It will take employers many months to draw up policies that will put an end to age discrimination at work - and protect them from possible prosecution - according to new research.
The research, by IRS Employment Review, shows that approximately four in 10 employers have no formal or informal policy on age diversity or age discrimination.
But regulations due to be published in draft form by early 2004 will spell out how the government intends to implement the relevant aspects of the EU Employment Directive by October 2006, making it unlawful for employers to discriminate on grounds of age.
The survey, of 83 HR departments across the private and public sectors, shows:
- Approximately one-third of employers operate a formal written policy on age discrimination and/or age diversity within their organisations
- The remainder - 55 respondents - have no formal policy, although many report that an informal policy exists. Overall, just over a quarter said they have an informal policy
- Only four organisations (just 5 per cent) said they set both minimum and maximum ages for recruits
- Just 6 per cent of respondents set a maximum age limit only
- The majority (61 per cent of those answering the question) of employers surveyed claim they do not formally set either minimum or maximum ages for new recruits. Just over a quarter (20 organisations) set a minimum age only
- One in five organisations report they have no mandatory retirement age.
IRS Employment Review report author, Janet Egan, said: “Some employers will have to change stereotypical or hostile attitudes to older workers, just as they had to change attitudes to race and sex when discrimination laws tackled these areas more than 25 years ago.
"It is in the interests of employers to have policies that encourage older workers to stay with them if they want enough workers to get the job done.
“Almost every organisation in the IRS study claimed it did not discriminate against older workers in recruitment, promotion, training or redundancy selection.
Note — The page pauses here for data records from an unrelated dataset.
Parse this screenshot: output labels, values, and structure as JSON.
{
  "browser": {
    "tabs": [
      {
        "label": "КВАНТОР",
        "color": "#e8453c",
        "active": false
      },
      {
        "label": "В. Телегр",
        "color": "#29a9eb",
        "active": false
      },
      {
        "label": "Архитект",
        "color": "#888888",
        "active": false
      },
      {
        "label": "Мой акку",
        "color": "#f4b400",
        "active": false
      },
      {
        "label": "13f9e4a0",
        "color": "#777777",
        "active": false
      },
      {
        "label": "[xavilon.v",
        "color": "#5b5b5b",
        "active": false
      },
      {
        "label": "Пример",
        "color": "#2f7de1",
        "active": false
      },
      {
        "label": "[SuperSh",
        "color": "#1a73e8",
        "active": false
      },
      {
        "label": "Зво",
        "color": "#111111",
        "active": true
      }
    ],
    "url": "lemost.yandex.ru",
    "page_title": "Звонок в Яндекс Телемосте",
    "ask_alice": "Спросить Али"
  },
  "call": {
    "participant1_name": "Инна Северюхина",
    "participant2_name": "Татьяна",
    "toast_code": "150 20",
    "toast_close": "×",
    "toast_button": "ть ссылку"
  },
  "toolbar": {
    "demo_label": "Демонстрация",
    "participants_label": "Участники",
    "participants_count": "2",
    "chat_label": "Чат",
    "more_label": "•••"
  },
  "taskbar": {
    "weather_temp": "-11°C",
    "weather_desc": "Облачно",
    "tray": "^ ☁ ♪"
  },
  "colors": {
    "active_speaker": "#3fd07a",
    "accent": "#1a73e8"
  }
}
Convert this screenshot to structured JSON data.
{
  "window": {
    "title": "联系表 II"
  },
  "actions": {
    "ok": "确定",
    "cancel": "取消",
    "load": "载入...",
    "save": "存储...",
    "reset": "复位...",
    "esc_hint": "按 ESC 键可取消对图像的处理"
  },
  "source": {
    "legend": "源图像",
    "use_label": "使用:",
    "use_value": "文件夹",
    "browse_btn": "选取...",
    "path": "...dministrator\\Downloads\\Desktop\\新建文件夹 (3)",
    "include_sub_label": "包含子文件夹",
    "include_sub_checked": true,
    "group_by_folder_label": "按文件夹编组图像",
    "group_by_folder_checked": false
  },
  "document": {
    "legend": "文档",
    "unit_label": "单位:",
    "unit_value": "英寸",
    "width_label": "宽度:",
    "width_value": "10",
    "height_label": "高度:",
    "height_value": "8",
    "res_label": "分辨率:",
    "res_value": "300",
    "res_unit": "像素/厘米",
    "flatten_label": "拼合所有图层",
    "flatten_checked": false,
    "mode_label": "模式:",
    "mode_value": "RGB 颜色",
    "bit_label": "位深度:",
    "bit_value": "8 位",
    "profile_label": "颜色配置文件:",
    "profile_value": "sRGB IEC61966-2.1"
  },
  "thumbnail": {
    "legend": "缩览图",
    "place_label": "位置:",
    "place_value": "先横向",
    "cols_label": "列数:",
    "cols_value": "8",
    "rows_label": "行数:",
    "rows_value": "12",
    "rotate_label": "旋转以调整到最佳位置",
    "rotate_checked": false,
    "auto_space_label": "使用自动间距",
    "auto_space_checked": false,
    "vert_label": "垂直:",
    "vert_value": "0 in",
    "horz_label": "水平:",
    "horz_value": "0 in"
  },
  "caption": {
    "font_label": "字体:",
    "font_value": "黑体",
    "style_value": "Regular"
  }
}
But, in practice, it is widely acknowledged that older applicants frequently fall at the first hurdle - ob